### [What you will do]
Extract all lines that hold "this" from the records below.
──────── Source records
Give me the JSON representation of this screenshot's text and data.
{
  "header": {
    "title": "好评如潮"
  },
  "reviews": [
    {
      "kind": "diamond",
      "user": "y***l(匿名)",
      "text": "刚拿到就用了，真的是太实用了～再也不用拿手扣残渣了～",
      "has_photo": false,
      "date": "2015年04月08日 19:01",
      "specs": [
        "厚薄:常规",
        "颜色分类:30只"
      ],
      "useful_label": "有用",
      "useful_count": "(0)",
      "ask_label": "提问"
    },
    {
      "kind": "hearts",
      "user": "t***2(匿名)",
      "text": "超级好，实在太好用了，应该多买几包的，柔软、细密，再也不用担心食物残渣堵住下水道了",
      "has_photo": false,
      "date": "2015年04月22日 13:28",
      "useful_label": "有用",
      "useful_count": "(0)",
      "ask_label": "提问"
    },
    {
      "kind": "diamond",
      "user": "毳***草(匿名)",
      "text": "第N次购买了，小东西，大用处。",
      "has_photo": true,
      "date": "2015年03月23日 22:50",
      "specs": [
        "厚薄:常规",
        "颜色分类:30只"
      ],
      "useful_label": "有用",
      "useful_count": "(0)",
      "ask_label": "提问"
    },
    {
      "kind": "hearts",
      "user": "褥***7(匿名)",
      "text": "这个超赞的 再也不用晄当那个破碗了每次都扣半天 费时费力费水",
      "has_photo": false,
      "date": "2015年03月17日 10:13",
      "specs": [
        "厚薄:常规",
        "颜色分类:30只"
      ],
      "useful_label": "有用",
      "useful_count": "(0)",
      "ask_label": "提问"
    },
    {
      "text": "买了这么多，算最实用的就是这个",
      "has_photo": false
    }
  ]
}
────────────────
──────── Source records
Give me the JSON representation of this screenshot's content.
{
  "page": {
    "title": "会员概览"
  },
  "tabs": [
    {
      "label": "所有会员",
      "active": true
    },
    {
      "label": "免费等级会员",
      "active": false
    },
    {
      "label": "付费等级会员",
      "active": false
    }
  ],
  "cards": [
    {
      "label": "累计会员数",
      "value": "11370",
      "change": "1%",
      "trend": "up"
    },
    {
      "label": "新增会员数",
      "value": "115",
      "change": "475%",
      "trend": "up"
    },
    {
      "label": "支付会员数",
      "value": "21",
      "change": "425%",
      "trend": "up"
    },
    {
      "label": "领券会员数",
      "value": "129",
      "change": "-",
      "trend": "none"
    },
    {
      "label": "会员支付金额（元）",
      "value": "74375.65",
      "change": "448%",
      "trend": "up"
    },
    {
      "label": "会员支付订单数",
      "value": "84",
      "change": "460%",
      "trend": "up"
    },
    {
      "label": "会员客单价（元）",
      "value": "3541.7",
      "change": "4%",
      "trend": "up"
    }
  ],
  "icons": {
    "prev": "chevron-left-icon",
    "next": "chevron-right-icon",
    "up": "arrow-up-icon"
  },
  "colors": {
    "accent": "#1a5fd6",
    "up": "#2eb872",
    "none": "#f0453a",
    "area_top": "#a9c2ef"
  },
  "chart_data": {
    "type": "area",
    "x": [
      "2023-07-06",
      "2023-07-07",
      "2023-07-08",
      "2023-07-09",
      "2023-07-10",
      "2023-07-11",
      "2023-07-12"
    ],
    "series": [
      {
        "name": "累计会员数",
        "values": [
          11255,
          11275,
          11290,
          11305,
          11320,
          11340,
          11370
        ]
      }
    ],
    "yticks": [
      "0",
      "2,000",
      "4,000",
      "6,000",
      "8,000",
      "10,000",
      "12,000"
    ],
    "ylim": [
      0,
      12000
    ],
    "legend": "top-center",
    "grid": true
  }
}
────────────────
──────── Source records
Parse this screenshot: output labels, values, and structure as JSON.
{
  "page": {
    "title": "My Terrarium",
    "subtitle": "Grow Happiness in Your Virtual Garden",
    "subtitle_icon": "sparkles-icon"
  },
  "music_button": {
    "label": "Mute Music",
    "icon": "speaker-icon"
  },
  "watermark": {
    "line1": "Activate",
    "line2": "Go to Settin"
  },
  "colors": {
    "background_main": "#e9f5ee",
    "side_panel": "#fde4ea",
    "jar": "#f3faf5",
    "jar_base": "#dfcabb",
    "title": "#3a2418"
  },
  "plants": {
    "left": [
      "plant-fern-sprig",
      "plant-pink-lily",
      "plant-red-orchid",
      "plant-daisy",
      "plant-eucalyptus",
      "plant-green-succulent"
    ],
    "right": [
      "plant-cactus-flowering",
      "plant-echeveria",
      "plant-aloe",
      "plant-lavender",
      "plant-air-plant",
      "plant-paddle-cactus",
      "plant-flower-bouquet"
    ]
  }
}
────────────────
### [Task solution]
Give me the JSON representation of this screenshot's text and data.
Give me the JSON representation of this screenshot's content.
Parse this screenshot: output labels, values, and structure as JSON.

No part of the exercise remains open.